I’ve never been a fan of tour groups, said Gully Wells in Condé Nast Traveler. “Being herded onto a bus, having to follow somebody else’s schedule, sitting down for every meal with total strangers, and never, ever being alone is not how I want to see the world.” When it came to Jordan, however—a place I’ve always dreamed of visiting but one that seemed dauntingly foreign in every sense of the word—I made an exception. An “eight-day magical mystery” tour seemed the best way to take in this small Arab kingdom that sits atop centuries of history. Arriving in the capital, Amman, I was greeted by two guides: a London University professor with “geniusy hair, English teeth, and snappy red-framed glasses” as well as a local whose grasp of “everything Jordanian” ranged from Neolithic sculpture to the identity of the country’s second most common disease, irritable bowel syndrome. “Between them, there was nothing they didn’t know.”

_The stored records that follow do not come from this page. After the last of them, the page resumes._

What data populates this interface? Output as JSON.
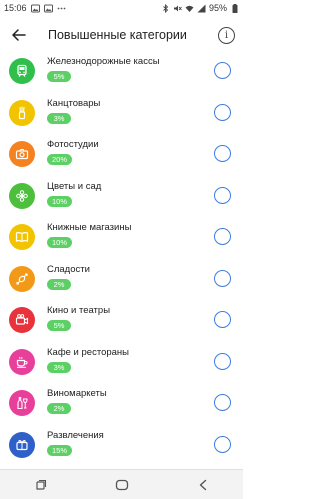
{
  "status_bar": {
    "time": "15:06",
    "battery": "95%",
    "left_icons": [
      "image-icon",
      "image-icon",
      "more-dots-icon"
    ],
    "right_icons": [
      "bluetooth-icon",
      "mute-icon",
      "wifi-icon",
      "signal-icon",
      "battery-icon"
    ]
  },
  "header": {
    "title": "Повышенные категории",
    "info_glyph": "i"
  },
  "categories": [
    {
      "name": "Железнодорожные кассы",
      "rate": "5%",
      "icon": "train-icon",
      "color": "#2fbf4a"
    },
    {
      "name": "Канцтовары",
      "rate": "3%",
      "icon": "pencils-icon",
      "color": "#f2c400"
    },
    {
      "name": "Фотостудии",
      "rate": "20%",
      "icon": "camera-icon",
      "color": "#f58220"
    },
    {
      "name": "Цветы и сад",
      "rate": "10%",
      "icon": "flower-icon",
      "color": "#4cbf3c"
    },
    {
      "name": "Книжные магазины",
      "rate": "10%",
      "icon": "book-icon",
      "color": "#f2c400"
    },
    {
      "name": "Сладости",
      "rate": "2%",
      "icon": "candy-icon",
      "color": "#f29a18"
    },
    {
      "name": "Кино и театры",
      "rate": "5%",
      "icon": "cinema-icon",
      "color": "#e8323c"
    },
    {
      "name": "Кафе и рестораны",
      "rate": "3%",
      "icon": "coffee-cup-icon",
      "color": "#e8409a"
    },
    {
      "name": "Виномаркеты",
      "rate": "2%",
      "icon": "wine-bottle-icon",
      "color": "#e8409a"
    },
    {
      "name": "Развлечения",
      "rate": "15%",
      "icon": "entertainment-icon",
      "color": "#2f5fc8"
    }
  ],
  "colors": {
    "badge": "#5cd064",
    "radio": "#3c7de0"
  },
  "nav_bar": {
    "icons": [
      "recent-apps-icon",
      "home-icon",
      "back-icon"
    ]
  }
}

I sat back like a “contented baby” as we headed north to Jerash, “one of the best preserved and largest Roman cities in the Middle East.” The scale of this ancient metropolis is only hinted at by the sight of the triumphal arch built by the Emperor Hadrian and the Corinthian columns along the Cardo, or main street. We tested the Temple of Zeus’ acoustics, which are “as acute as they were when players declaimed the works of Plautus,” and wandered the Hippodrome, where tracks from chariots “that had thundered past 2,000 years ago” were still carved into the limestone.

Then we followed our leaders to one of their “favorite places in the whole of Jordan”: Qusayr Amra. Built around A.D. 711, the small castle is a “sort of pleasure palace,” with frescoes depicting “every delight and fantasy any man could dream of.” My eyes moved from “a woman wearing nothing but a long diaphanous skirt” to bunches of grapes ripe for winemaking. Finally, we were whisked away to Petra, the “rose-colored city half as old as time,” which is easily the “highlight of any visit to Jordan.” As I caught my first glimpse of the “peachy pink” ruins from the first century B.C., all my misgivings about group tours disappeared.
Contact: Martinrandall.com